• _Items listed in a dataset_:
────────

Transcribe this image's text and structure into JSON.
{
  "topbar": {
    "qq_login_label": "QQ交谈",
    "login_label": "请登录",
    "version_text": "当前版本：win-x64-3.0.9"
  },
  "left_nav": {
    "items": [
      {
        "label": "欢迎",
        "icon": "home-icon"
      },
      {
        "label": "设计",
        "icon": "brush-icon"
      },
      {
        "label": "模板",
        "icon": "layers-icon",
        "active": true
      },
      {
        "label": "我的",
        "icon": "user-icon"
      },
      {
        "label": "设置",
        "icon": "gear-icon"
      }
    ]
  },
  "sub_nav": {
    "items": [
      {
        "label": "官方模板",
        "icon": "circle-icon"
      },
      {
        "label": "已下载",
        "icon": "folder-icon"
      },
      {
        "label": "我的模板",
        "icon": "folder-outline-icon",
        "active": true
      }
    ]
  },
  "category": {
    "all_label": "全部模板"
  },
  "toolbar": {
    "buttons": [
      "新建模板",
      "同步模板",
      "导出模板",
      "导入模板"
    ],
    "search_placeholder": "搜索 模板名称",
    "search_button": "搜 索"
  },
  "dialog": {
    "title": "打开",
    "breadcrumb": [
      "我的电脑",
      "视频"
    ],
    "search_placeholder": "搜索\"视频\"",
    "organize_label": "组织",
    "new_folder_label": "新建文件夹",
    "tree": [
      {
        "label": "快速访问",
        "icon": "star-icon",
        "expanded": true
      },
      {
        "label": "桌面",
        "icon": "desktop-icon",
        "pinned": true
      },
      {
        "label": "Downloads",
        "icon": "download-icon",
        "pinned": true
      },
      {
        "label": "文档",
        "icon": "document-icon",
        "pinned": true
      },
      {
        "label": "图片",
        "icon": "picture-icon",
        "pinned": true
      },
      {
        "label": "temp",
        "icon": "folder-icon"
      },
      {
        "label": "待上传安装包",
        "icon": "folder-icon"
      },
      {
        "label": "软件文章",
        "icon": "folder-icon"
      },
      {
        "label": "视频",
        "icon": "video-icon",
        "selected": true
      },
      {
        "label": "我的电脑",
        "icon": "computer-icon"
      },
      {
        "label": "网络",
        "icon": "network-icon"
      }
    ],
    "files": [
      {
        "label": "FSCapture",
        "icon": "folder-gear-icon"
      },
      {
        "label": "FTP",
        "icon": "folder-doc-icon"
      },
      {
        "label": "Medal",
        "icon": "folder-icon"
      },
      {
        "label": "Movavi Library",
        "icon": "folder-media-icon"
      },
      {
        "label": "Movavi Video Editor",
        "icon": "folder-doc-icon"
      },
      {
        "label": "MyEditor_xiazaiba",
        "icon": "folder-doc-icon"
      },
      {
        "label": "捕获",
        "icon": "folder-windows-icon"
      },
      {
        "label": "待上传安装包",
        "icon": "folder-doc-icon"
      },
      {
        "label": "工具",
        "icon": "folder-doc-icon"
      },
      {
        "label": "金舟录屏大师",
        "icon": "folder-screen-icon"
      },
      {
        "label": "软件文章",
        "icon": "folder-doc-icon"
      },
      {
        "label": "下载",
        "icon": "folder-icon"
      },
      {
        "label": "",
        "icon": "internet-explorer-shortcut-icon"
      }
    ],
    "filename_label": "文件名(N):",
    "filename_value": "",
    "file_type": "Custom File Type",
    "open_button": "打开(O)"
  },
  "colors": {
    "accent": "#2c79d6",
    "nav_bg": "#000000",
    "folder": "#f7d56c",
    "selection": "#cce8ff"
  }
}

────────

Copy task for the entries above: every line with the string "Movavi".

• _Response for this exercise_:
        "label": "Movavi Library",
        "label": "Movavi Video Editor",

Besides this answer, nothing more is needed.